The home remedies may be dying out now amidst infodemic–an overload of information. We have to go for tried and tested products. We need innovation in this area and it has to be followed up with very rigorous research to get data and evidence. The Chinese have done that effectively with their traditional medicine. They conducted large randomised, clinical trials which showed that certain products are useful. We need to do that in India.
One should go by whatever the approved regimen is–which is basically two doses of the same vaccine at intervals recommended by the government. In some cases, if the second dose is not available, you may give the other one. What is clear is it doesn’t cause any harm but whether it is as good as or better than the two doses of the same batch, we don’t know yet.
What is your take on cocktails of Covid vaccines?
This is an area where there is still a lot of research going on but we have very little data as yet. From the data we have, for only one combination, which is AstraZeneca Oxford vaccine (Covishield in India), followed by mRNA vaccines, the results are good.
Without data, it is very hard to say whether it is good or not at this point of time. One should go by whatever the approved regimen is–which is basically two doses of the same vaccine at intervals recommended by the government. In some cases, if the second dose is not available, you may give the other one. What is clear is it doesn’t cause any harm but whether it is as good as or better than the two doses of the same batch, we don’t know yet. People should not experiment on their own. They should wait for the research and guidelines and then the government policy.
What is your advice to the younger generation on maintaining good health, especially since WFH is becoming the norm?
In the first few months of the pandemic in 2020, it was an extremely stressful time for us in the WHO. We worked for very long hours and could not get much sleep at night. I found that doing 20 minutes of yoga in the morning, making sure that I took on time healthy meals–home-cooked, with a lot of salads, vegetables and fruits; and having a long 45 minutes walk in the evening really relieved my stress. That was the only way I could sleep at night. Some people would like to do meditation before going to bed at night. Some like to listen to music.
With WFH, the work life and home life have all merged into one. People are constantly with a device. This is not very healthy. We have to give ourselves a break. Our brains need time to recharge and we should not be connected to devices all the time.
Young people must be off devices when they go outdoors. They must do some exercise or do something relaxing. It could be music, dance or watching a film. It has to take the mind away from work.
Work culture also needs to respect this. Many offices are now realising that putting pressure on people to work for 24 hours is not the way for productivity. Productivity can be enhanced when people have a balance in life. We have to pursue our hobbies.

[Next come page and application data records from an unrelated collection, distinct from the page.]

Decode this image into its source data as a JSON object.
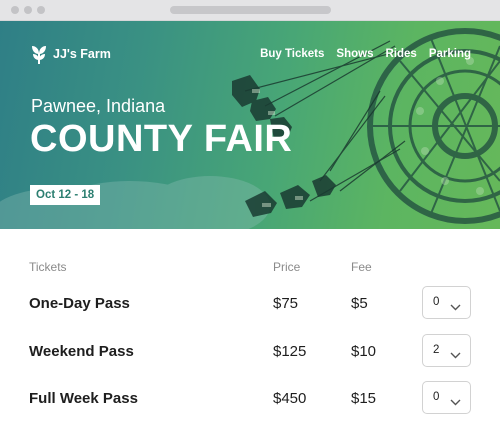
{
  "brand": {
    "name": "JJ's Farm",
    "icon": "sprout-icon"
  },
  "nav": [
    {
      "label": "Buy Tickets"
    },
    {
      "label": "Shows"
    },
    {
      "label": "Rides"
    },
    {
      "label": "Parking"
    }
  ],
  "hero": {
    "location": "Pawnee, Indiana",
    "title": "COUNTY FAIR",
    "dates": "Oct 12 - 18"
  },
  "tickets_table": {
    "headers": {
      "tickets": "Tickets",
      "price": "Price",
      "fee": "Fee"
    },
    "rows": [
      {
        "name": "One-Day Pass",
        "price": "$75",
        "fee": "$5",
        "quantity": "0"
      },
      {
        "name": "Weekend Pass",
        "price": "$125",
        "fee": "$10",
        "quantity": "2"
      },
      {
        "name": "Full Week Pass",
        "price": "$450",
        "fee": "$15",
        "quantity": "0"
      }
    ]
  },
  "colors": {
    "accent": "#2b7e70",
    "hero_start": "#2f7f86",
    "hero_end": "#66b85a"
  }
}
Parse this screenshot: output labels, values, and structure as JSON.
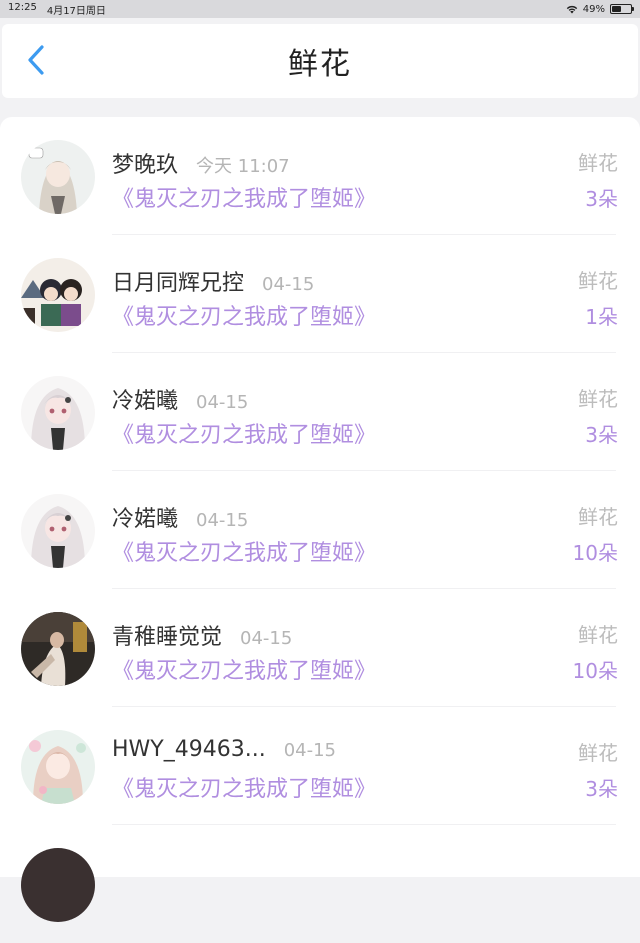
{
  "status": {
    "time": "12:25",
    "date": "4月17日周日",
    "battery": "49%",
    "battery_level": 0.49
  },
  "nav": {
    "title": "鲜花"
  },
  "items": [
    {
      "name": "梦晚玖",
      "time": "今天 11:07",
      "book": "《鬼灭之刃之我成了堕姬》",
      "gift": "鲜花",
      "count": "3朵"
    },
    {
      "name": "日月同辉兄控",
      "time": "04-15",
      "book": "《鬼灭之刃之我成了堕姬》",
      "gift": "鲜花",
      "count": "1朵"
    },
    {
      "name": "冷婼曦",
      "time": "04-15",
      "book": "《鬼灭之刃之我成了堕姬》",
      "gift": "鲜花",
      "count": "3朵"
    },
    {
      "name": "冷婼曦",
      "time": "04-15",
      "book": "《鬼灭之刃之我成了堕姬》",
      "gift": "鲜花",
      "count": "10朵"
    },
    {
      "name": "青稚睡觉觉",
      "time": "04-15",
      "book": "《鬼灭之刃之我成了堕姬》",
      "gift": "鲜花",
      "count": "10朵"
    },
    {
      "name": "HWY_49463...",
      "time": "04-15",
      "book": "《鬼灭之刃之我成了堕姬》",
      "gift": "鲜花",
      "count": "3朵"
    }
  ],
  "colors": {
    "accent": "#3d9bf0",
    "book_purple": "#b08ee0",
    "muted": "#b5b5b5"
  }
}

Though we are missing physical social interactions, online meets have become a good substitute and we are able to reach more people. There are many zoom family calls, zoom classmates and alumni meets happening in the last two years.
Everybody’s mental health has been affected, especially young people who are finishing school or college. They are anxious about the insecurities in their life. We have to recognise that. Unfortunately, it is a gap in our health systems that we don’t have good mental support available as much as we have for physical.
While we may not be able to necessarily produce more and more psychiatrists, there are other ways of providing mental health support, and one of them is reaching out to your friends and family members to say hello, making sure to check up on people if they are okay and encourage people to talk about their stress and strain when they feel depressed. The best way is to talk about it and get help.